Note that the 30-year mortgage rate spread relative to the 10-year Treasury yield remains near its widest level on record. This kind of disparity does not tend to endure for long periods. As a result, many experts believe there will be a normalization that will conform to historic levels, especially as the market adjusts to be more comfortable with the Federal Reserve’s current rate policy.
If this spread tightens as expected, mortgage rates should drop further into the mid- to high-5% territory. In February, the Mortgage Bankers Association forecast a much more affordable rate climate, with the 30-year fixed rate projected to average 5.3% in 2023. Other trusted authorities aren’t as optimistic: Freddie Mac anticipates an average rate of 6.2% this year while Fannie Mae calls for a figure of 5.9%.
Reasons for caution
While some things come down, others can go up — like mortgage delinquencies and foreclosures, which tend to increase as consumer savings and disposable income weaken. The year-end 2022 foreclosure-market numbers from Attom Data Solutions indicate that more than 324,000 U.S. properties had foreclosure filings last year, a rise of 115% from 2021 but a decrease of 34% from the pre-pandemic period in 2019.
Last year’s foreclosure filings also were 89% below their 2010 peak of nearly 2.9 million. Due to the substantial amount of home equity accrued by homeowners, as well as a robust default-management toolkit available to mortgage servicers, experts aren’t concerned about a significant increase in foreclosure activity that could result in a high level of distressed-property sales in 2023.
Other increases expected this year include more Fed rate hikes as the central bank continues its aggressive effort to curb inflation. Long-term growth could be hindered by further increases in short-term rates. Note, for example, that 10-year Treasury yields dropped to a low of about 3.4% this past February after peaking at 4.2% in October but have since reverted back to 3.9%.
Looking ahead, investors need to be cautious about these and other factors. This includes a potential recession and continued unpredictability that could influence mortgage rates, buyer demand, affordability, inventory, market liquidity and home sales activity. Assuming that the nation does not veer into a protracted recession, inflation is kept in check and Fed rate hikes begin to wane, mortgage market volatility should subside.
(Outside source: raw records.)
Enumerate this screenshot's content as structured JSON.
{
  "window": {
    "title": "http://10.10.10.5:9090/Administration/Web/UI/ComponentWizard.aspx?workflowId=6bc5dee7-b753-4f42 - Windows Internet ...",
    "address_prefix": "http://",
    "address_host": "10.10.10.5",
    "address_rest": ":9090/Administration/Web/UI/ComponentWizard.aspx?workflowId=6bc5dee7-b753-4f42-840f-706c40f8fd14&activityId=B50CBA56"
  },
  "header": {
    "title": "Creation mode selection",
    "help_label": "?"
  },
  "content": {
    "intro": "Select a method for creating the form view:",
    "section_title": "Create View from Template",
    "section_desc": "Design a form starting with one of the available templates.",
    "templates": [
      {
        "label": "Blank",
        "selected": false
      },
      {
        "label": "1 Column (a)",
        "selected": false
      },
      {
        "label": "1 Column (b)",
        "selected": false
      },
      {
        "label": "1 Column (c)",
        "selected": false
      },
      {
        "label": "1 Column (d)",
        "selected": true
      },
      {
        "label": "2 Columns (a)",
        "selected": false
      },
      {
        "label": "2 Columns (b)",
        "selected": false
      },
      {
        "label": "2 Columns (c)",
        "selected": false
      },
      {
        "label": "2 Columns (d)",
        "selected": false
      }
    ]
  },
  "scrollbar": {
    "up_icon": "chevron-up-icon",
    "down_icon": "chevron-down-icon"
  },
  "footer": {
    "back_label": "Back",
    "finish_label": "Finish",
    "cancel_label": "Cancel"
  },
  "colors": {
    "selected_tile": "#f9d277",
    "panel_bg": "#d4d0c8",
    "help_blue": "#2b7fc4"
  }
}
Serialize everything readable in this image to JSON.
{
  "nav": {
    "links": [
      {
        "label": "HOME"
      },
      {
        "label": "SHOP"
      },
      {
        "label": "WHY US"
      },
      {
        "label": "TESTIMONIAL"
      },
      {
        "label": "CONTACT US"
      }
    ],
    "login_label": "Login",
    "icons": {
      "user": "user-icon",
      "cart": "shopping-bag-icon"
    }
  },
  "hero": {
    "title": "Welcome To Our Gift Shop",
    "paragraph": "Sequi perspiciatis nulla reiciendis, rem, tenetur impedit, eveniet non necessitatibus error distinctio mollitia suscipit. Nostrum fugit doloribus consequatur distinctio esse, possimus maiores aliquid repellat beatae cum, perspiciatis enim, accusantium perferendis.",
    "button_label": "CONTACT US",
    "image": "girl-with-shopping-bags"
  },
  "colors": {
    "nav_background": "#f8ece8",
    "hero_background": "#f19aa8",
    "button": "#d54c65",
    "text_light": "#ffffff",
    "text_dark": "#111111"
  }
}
This will result in lower credit spreads and a further decrease in mortgage rates — a prospect that home shoppers eagerly await. ●